Action item
Note each line in the data holding the string "icon" and report it.

Data extracts
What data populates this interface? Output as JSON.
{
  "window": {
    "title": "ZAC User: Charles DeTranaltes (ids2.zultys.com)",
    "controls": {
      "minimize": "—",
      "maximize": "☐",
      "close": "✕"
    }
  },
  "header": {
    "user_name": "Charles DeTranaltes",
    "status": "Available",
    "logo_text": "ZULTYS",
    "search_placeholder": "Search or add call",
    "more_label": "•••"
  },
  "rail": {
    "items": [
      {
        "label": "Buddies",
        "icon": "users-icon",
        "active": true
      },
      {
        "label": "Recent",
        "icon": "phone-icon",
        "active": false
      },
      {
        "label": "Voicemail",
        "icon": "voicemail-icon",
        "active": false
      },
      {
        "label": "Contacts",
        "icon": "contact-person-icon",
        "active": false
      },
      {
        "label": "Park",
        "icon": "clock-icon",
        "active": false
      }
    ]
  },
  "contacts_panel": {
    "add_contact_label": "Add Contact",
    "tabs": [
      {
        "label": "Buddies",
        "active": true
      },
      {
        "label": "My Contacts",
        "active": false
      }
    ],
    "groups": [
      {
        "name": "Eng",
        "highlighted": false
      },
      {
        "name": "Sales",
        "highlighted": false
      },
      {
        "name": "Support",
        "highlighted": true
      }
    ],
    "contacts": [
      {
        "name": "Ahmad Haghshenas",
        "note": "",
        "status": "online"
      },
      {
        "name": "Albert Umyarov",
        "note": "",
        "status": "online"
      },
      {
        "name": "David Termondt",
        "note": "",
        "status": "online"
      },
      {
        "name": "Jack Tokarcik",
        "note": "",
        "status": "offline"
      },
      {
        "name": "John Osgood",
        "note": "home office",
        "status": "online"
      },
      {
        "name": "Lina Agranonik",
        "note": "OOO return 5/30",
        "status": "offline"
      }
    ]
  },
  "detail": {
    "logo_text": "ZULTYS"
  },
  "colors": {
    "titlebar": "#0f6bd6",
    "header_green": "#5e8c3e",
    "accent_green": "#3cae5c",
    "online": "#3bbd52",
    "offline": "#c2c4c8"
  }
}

Output of the task
        "icon": "users-icon",
        "icon": "phone-icon",
        "icon": "voicemail-icon",
        "icon": "contact-person-icon",
        "icon": "clock-icon",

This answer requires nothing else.